Memories and Hallucinations. A Memoir by D. M. Thomas (Viking; $18.95; 195 pages)
As a work of invention, D. M. Thomas’ notes about his life are more contrived and altogether less lifelike than his haunting works of fiction.
With “The White Hotel” and in the “Ararat"/"Swallow"/"Sphinx” trilogy, Thomas found a way to suggest a link between the tragic history of our times and our individual subconsciousness, and another, related link between Eros and Thanatos--erotic love and death.
In “Hotel,” the hysteria for which Freud treats a woman patient in turn-of-the-century Vienna prefigures the woman’s immolation, along with thousands of other Jews, at Babi Yar 40 years later. In the trilogy, the Armenian massacres permeate the dreams, the fictions and the complex real and imaginary life-patterns of a number of contemporary Soviets.
Dreams and Images
Uncanny linkages, prefiguring dreams and graphic images of sex and death are, likewise, the themes of Thomas’ memoir of growing up in Cornwall and Australia, of teaching in the west of England, and of writing his poetry and, later, his fiction.
But too often, the themes seem to be forced upon the material.
“I have become terrified of art,” is his first sentence, followed by instances of art operating upon fate. He visits Boris Pasternak’s aged sister, and fancies that a youthful portrait hanging on her wall has literally drained her of her beauty. He notes that Pasternak’s son suffered a heart attack on the same street--years later--where the writer set Dr. Zhivago’s own heart attack. In class, Thomas recites a poem about a wounded bird; a few minutes later, a student enters, carrying a wounded bird.
It is a stagy, vehement sort of connection, and the staginess thickens. After a visit to his mother, the old woman suggests that Thomas and his wife break their trip at Bristol. Sure enough, their car breaks down and they spend the night there. Thomas, a Cornishman with a Welsh name, oozes presage; the ghosts that illuminate his novels snore in his everyday ham and eggs.
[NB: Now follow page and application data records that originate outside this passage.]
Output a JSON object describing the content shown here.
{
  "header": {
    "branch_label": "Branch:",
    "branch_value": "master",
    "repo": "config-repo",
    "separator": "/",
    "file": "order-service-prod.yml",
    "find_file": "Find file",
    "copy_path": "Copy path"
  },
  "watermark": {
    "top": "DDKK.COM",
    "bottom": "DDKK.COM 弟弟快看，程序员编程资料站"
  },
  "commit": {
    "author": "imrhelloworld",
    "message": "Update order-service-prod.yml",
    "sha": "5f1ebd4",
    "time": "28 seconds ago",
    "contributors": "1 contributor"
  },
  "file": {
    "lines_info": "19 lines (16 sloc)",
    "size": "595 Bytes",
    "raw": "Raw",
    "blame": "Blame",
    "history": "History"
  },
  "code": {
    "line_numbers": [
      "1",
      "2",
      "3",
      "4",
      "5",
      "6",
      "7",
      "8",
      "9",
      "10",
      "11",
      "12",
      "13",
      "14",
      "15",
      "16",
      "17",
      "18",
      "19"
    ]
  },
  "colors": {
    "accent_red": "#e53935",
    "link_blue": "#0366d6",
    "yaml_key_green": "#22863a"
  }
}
As befits a haunted man, Thomas is irascible, captious and jumpy. He scoots back and forth, in time and in topic. It is not until close to the end, for instance, that we make out the three-way relationship between the author; his childhood sweetheart and ex-wife, Maureen; and his other ex-wife, Denise.
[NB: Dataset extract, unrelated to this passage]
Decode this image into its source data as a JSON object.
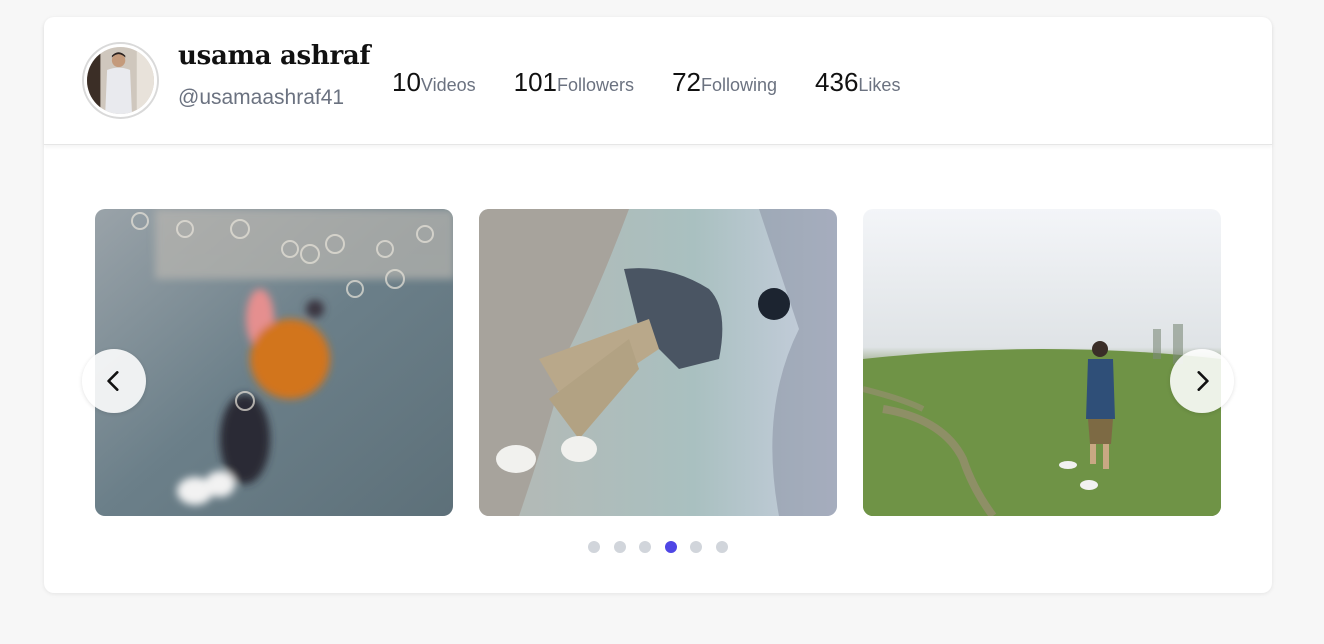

He divorced Maureen after taking up with Denise. He married Denise and divorced her. He then went back to live with Maureen--platonically, it seems--while visiting Denise every evening.
It is a permutation of a kind that creates a marvelous sense of erotic displacement in Thomas’ books. In real life, it’s messy. The author is upset and shocked when Maureen disrupts the arrangement to marry someone else.
What was her complaint, he wondered. He had given her a house, a decent standard of living, his permission to wander. “Surely she knows how I relished her good cooking, her home-making, our comradeship, her unswerving loyalty?”
As for Denise’s dissatisfactions, he continues his injured musing:
“She had a fulfilling career and a child. I knew she resented the way I could pick up my book and leave at the end of an evening; yet she saw as much of me as many a wife, say, of a long-distance lorry driver; had good holidays; and she didn’t have to feed me or wash my socks.”
This is so absurd that it sounds like self-parody. I don’t think it is; nor do I think that Thomas is really oblivious to how awful he sounds. I think he is stripping himself with a vengeance, stressing his awfulness and perhaps, as if one of his fictional characters, touching it up.
He tells of seducing one of his students when Maureen is away at his aunt’s funeral. He tells of being admonished twice by a Minnesota dean for sleeping with co-eds.
And he tells of standing behind a young woman who is doing his wife’s hair, and surreptitiously fondling her, while all three watch televised accounts of President Kennedy’s death. That’s Eros and Thanatos enough for anyone.
It is extravagant and often grisly; this self-display or self-invention. Yet the wildness can become touching, because Thomas has a poet’s mind, even if his finest poetry is found in the satiric wit, the prophecy, and the hallucinations of his novels.
Even so, there are some splendid passages. His account of his father’s slow death after an apparently routine prostate operation is a vivid picture of the sadness of disintegration. His account of his own hideous kidney stone operation--another linkage--is chilling.
And there are interesting accounts of working on his novels. “Hotel” came almost in a rush; “Ararat” and “Swallow” were harder; “Sphinx” was much harder. There was a fourth novel; technically, the series was a quartet, not a trio. But “Summit” is so inferior that perhaps it will disappear. Here is Thomas’ own brutal account of writing it:
“ ‘Writing,’ though, doesn’t seem the right word: I’m typing it with a kind of dementia. It’s crude, over-the-top stuff, akin to my feelings; I can’t stop for thought, for revision; the subtleties of a novel are now beyond me.” And he adds, in a kind of incandescent dismay: “I’m like a frenzied Improvisatore on a stage, gabbling into the darkness.”